**DATA**
# # # # #
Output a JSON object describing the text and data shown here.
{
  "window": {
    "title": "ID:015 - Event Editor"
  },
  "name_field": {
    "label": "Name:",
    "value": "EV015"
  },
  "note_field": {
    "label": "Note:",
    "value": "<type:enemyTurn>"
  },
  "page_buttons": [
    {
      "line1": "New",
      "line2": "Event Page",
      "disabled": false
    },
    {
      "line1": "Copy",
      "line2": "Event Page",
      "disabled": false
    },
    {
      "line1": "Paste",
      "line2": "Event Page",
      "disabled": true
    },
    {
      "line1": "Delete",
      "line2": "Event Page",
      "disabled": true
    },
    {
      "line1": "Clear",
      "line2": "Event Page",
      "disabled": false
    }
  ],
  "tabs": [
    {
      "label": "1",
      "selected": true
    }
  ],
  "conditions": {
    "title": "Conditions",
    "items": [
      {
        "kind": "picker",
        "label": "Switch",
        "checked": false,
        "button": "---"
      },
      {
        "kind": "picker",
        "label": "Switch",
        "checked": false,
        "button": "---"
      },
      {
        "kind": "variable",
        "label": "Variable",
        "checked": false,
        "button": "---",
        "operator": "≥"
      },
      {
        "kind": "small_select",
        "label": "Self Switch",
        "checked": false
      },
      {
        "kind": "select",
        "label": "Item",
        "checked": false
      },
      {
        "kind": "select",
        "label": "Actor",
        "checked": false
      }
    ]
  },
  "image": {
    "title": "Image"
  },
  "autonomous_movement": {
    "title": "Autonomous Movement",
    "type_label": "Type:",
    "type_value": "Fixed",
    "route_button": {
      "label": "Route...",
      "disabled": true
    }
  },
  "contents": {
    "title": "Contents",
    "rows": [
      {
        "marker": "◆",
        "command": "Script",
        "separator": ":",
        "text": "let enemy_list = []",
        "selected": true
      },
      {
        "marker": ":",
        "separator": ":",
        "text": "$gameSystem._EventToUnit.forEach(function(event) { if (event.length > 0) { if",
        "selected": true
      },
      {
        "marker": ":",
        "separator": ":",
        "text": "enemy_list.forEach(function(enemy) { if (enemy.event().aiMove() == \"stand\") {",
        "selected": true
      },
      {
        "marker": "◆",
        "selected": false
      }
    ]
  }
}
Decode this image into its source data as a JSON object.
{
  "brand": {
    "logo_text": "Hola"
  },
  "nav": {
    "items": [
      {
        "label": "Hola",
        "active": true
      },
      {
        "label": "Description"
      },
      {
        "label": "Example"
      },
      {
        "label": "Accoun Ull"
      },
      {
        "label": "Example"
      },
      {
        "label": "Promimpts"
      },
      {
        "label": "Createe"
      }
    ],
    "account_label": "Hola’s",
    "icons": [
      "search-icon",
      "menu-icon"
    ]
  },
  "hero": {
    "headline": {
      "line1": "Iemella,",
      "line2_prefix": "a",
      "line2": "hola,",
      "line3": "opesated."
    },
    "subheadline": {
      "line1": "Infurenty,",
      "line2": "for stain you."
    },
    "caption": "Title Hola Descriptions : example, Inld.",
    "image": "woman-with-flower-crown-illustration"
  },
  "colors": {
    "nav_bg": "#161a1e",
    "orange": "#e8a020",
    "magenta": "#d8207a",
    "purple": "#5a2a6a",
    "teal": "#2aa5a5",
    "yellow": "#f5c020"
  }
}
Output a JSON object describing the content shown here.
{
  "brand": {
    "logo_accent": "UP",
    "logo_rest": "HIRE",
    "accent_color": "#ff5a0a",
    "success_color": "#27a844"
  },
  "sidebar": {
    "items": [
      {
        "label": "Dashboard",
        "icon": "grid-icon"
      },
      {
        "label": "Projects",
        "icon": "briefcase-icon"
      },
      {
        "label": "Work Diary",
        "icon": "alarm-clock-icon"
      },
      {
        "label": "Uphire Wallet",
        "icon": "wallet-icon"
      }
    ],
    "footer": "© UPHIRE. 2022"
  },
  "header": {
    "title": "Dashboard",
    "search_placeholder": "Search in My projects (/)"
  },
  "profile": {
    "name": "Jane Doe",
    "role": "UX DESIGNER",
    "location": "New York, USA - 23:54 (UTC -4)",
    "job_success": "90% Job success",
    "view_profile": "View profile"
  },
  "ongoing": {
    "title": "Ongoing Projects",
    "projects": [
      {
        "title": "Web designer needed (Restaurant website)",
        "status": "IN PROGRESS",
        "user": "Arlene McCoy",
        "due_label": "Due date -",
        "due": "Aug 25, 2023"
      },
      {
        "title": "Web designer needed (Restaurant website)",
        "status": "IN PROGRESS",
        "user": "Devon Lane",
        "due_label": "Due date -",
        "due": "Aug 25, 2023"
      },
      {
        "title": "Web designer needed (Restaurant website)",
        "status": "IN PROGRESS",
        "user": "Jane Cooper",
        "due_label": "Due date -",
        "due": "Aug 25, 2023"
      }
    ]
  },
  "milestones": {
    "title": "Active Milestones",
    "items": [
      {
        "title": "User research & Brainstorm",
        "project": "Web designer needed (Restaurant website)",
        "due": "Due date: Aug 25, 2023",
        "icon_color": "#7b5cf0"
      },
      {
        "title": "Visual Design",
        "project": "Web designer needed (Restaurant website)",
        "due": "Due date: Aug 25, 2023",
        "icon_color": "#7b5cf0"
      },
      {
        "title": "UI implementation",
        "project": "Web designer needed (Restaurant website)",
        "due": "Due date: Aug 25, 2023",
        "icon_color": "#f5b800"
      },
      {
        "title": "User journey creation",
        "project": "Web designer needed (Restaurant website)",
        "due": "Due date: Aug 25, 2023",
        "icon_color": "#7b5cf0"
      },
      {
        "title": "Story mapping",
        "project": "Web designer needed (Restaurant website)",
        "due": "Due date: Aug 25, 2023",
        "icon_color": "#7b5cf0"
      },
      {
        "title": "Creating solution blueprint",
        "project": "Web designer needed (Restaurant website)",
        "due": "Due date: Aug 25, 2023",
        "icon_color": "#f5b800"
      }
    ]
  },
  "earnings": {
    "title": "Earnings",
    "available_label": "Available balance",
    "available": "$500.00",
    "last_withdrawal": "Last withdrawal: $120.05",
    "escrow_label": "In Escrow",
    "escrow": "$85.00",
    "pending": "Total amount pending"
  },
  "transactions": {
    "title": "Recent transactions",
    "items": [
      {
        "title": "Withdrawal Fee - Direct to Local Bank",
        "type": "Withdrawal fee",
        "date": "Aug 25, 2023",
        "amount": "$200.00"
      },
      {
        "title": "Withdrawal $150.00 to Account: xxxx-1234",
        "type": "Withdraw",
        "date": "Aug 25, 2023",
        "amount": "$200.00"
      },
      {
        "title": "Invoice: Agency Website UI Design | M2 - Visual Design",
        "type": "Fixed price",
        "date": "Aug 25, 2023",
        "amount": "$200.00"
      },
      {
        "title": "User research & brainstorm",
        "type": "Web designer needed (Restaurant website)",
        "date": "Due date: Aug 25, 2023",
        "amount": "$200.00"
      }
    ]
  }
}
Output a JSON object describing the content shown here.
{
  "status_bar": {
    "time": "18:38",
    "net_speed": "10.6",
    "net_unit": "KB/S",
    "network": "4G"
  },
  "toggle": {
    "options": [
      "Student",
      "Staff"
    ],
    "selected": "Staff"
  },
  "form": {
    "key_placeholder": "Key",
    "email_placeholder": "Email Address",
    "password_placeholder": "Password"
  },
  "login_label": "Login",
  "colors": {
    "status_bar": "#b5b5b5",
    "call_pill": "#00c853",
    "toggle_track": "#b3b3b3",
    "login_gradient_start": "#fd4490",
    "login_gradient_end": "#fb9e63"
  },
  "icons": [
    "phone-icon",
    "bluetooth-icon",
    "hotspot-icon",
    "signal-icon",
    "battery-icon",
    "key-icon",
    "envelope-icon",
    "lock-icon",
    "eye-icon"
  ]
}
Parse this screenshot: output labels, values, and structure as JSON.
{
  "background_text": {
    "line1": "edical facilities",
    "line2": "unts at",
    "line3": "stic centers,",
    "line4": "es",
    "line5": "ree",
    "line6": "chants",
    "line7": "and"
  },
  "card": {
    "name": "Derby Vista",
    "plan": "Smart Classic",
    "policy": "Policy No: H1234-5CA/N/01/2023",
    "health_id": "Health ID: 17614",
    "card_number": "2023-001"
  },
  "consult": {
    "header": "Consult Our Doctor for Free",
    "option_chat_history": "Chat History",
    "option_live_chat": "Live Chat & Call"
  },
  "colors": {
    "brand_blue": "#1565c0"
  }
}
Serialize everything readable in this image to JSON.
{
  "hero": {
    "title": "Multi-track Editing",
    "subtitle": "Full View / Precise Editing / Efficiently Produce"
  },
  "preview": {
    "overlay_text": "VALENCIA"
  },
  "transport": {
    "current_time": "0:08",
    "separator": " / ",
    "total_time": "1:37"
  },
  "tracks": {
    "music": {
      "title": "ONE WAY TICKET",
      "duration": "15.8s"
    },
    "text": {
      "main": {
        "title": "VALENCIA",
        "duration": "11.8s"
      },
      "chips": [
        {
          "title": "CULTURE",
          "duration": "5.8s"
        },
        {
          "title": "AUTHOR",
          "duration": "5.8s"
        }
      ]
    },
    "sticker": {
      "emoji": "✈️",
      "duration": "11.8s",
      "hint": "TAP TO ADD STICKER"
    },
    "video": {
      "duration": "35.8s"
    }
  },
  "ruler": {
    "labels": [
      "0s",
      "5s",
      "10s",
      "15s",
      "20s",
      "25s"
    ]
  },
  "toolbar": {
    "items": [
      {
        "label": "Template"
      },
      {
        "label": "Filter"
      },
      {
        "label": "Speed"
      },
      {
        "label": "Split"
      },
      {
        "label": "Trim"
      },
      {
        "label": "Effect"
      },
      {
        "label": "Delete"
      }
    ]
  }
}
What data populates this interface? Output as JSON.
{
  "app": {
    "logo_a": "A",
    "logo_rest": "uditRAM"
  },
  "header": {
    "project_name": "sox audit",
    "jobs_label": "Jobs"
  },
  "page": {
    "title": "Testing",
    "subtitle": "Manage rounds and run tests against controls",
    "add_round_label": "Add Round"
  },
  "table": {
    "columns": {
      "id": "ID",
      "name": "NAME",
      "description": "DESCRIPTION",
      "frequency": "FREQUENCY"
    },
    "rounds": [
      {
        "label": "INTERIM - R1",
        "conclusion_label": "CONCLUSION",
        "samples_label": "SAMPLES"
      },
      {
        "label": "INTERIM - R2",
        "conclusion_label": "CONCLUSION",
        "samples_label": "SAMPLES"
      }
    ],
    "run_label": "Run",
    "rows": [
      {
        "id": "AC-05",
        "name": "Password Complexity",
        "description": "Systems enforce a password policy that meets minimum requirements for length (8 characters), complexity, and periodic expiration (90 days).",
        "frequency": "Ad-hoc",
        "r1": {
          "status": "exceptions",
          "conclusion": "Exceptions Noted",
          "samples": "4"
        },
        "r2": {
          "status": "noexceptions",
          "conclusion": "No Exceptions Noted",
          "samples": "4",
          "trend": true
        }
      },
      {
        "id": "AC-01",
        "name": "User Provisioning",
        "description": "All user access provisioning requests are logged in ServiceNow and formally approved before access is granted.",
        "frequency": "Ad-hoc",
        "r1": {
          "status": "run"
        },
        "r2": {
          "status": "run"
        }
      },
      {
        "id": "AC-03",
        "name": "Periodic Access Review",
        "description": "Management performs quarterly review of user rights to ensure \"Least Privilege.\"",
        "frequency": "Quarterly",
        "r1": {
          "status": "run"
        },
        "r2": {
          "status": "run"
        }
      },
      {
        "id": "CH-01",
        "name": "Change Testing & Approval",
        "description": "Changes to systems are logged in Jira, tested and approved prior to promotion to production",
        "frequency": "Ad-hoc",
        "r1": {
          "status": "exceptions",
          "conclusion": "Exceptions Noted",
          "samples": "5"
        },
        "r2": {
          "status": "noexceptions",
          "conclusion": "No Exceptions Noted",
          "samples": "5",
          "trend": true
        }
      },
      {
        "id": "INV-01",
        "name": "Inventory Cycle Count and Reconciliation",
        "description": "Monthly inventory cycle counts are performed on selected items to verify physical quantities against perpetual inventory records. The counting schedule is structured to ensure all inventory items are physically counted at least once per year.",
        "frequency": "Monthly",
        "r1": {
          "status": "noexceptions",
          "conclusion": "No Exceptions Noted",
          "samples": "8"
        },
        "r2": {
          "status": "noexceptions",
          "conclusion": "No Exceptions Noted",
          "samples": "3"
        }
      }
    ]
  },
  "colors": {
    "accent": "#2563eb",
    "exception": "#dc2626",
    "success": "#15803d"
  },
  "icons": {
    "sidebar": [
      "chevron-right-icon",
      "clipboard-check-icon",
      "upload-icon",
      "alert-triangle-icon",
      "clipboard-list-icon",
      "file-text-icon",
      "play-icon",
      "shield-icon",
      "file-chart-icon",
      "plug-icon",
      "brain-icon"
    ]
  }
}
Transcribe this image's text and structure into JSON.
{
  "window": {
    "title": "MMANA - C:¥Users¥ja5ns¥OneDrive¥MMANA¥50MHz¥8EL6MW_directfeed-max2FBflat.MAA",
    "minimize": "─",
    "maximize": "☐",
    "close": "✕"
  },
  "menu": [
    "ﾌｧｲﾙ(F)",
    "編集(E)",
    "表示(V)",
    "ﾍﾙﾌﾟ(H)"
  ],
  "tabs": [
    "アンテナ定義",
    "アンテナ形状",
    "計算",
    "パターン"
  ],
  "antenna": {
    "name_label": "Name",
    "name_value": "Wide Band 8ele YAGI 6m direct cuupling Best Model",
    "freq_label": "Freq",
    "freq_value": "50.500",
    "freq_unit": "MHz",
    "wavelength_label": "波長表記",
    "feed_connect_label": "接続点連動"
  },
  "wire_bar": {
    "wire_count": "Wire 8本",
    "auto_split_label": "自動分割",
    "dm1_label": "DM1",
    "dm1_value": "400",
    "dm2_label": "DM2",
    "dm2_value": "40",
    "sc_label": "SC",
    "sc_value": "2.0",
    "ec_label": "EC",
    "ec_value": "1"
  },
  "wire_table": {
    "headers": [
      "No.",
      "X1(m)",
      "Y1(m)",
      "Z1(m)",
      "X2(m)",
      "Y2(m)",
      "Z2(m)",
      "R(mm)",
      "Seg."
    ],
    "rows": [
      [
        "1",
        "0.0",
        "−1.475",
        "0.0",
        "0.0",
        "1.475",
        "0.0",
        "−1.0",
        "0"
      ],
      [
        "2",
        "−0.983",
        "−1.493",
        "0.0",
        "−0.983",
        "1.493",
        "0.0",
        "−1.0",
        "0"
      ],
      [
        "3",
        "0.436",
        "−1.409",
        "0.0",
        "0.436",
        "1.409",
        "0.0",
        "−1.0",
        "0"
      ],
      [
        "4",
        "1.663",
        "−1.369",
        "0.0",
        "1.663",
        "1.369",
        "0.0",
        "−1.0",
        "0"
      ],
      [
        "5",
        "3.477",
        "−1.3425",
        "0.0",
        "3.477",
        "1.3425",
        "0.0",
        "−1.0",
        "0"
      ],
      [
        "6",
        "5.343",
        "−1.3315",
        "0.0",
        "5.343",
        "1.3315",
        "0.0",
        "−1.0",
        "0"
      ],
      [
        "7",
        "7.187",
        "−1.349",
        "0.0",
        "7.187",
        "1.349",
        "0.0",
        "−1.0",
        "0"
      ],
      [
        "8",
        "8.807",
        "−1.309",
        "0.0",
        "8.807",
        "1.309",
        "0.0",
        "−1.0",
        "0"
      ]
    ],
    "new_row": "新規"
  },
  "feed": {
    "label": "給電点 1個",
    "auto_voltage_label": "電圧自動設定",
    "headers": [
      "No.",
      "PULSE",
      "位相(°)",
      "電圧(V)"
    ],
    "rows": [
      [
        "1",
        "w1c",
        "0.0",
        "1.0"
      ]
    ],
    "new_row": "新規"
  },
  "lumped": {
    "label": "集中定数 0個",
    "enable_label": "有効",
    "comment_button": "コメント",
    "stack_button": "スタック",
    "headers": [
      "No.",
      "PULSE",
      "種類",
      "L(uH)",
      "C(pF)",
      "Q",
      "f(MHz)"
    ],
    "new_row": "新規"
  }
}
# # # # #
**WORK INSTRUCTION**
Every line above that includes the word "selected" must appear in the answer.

**YOUR SOLUTION**
      "selected": true
        "selected": true
        "selected": true
        "selected": true
        "selected": false
    "selected": "Staff"
        "description": "Monthly inventory cycle counts are performed on selected items to verify physical quantities against perpetual inventory records. The counting schedule is structured to ensure all inventory items are physically counted at least once per year.",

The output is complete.